Which lines in the entries below contain the string "develop"? Show each of them in full.

• [SUPPLIED MATERIAL]
=-=-=
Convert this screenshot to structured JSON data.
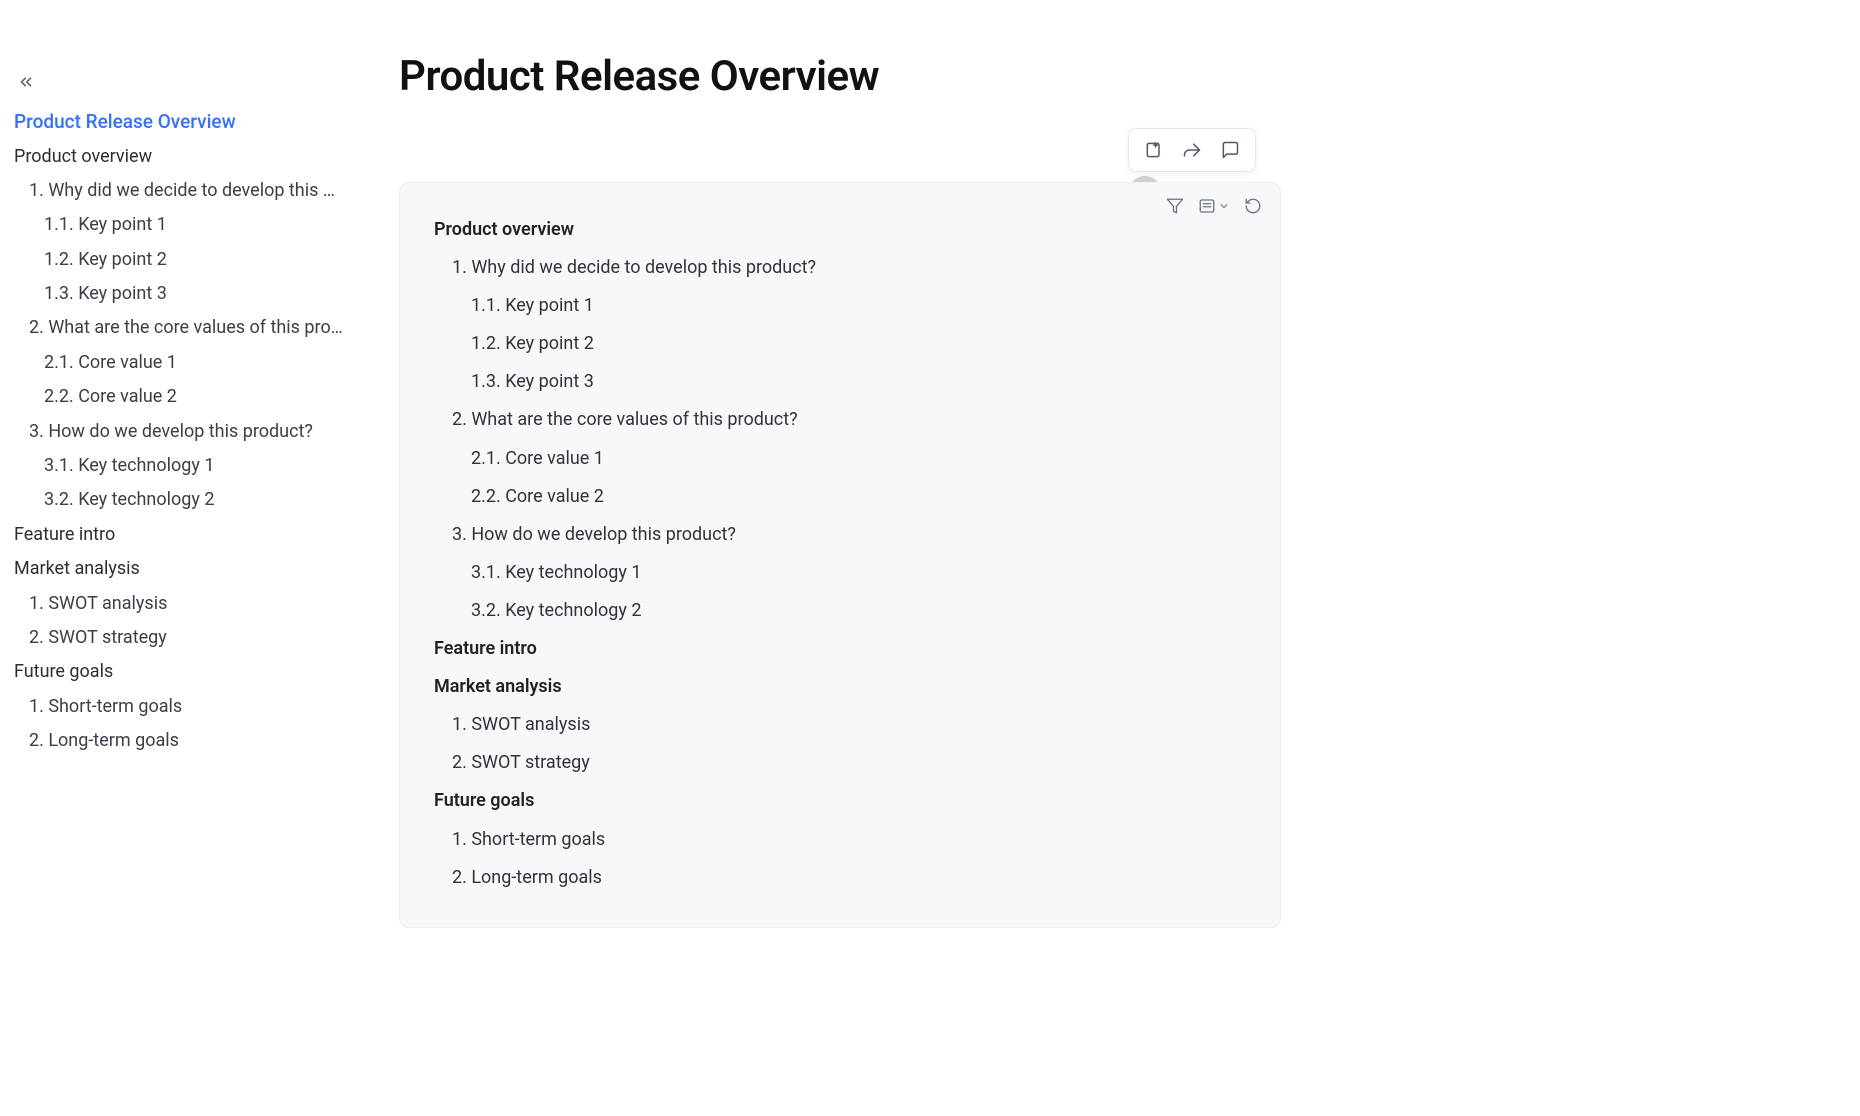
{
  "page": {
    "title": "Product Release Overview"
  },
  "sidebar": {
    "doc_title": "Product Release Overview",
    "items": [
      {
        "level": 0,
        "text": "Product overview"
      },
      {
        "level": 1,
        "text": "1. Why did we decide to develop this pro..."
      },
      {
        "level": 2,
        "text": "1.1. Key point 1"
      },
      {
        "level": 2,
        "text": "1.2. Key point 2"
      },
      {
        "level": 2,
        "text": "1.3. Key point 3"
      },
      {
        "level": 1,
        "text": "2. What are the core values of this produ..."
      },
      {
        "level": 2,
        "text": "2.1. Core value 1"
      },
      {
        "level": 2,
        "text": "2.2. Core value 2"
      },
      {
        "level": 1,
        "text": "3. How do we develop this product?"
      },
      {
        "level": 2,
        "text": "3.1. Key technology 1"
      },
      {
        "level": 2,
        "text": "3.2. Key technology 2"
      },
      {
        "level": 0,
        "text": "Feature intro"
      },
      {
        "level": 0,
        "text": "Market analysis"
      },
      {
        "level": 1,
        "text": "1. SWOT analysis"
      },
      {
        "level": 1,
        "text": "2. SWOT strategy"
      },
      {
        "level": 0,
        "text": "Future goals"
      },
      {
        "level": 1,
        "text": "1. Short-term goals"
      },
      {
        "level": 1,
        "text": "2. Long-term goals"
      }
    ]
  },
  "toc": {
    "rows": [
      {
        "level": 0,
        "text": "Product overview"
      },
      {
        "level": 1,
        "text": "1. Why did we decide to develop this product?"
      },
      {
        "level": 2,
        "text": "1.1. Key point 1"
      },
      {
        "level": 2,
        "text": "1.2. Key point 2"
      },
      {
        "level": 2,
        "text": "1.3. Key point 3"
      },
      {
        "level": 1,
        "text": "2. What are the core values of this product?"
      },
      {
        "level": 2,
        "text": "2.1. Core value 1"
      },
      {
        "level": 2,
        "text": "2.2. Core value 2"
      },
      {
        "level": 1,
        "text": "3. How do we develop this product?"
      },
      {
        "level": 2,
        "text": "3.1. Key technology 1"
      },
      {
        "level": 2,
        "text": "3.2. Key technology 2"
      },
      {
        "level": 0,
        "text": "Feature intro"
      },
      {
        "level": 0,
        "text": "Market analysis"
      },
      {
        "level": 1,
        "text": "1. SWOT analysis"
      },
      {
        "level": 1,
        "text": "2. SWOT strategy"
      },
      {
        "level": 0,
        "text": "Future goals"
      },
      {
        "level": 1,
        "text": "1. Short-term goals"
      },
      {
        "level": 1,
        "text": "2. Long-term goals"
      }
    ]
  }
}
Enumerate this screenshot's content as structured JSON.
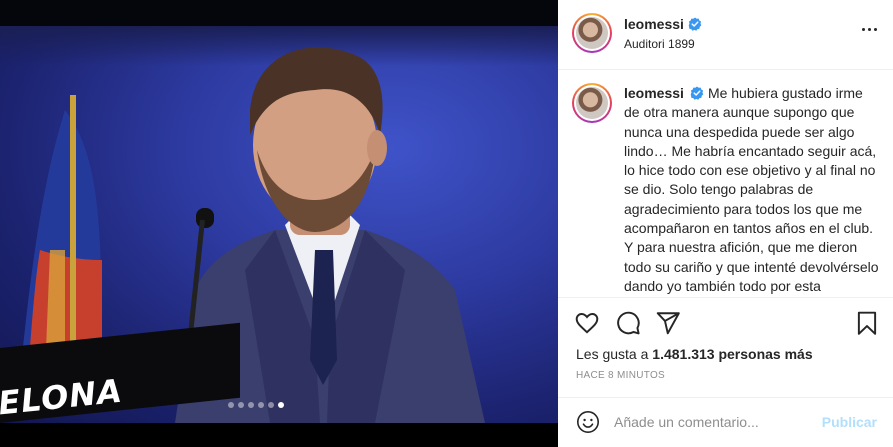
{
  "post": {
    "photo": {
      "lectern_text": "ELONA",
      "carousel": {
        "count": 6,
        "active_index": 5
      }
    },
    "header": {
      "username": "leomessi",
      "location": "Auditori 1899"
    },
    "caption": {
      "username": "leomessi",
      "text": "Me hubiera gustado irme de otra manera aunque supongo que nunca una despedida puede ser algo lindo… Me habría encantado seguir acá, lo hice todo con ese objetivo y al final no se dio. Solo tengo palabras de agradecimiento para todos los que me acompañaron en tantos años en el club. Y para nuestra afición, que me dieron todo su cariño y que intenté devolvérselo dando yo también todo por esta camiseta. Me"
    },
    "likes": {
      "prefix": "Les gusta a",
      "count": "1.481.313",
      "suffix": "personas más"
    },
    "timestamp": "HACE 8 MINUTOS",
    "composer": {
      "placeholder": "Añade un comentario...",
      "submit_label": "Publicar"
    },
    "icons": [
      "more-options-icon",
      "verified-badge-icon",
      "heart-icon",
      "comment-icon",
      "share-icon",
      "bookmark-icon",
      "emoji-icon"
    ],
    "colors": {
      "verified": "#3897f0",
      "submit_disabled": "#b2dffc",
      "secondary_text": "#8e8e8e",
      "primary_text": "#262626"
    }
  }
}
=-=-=
• [EXPECTED OUTPUT]
        "text": "1. Why did we decide to develop this pro..."
        "text": "3. How do we develop this product?"
        "text": "1. Why did we decide to develop this product?"
        "text": "3. How do we develop this product?"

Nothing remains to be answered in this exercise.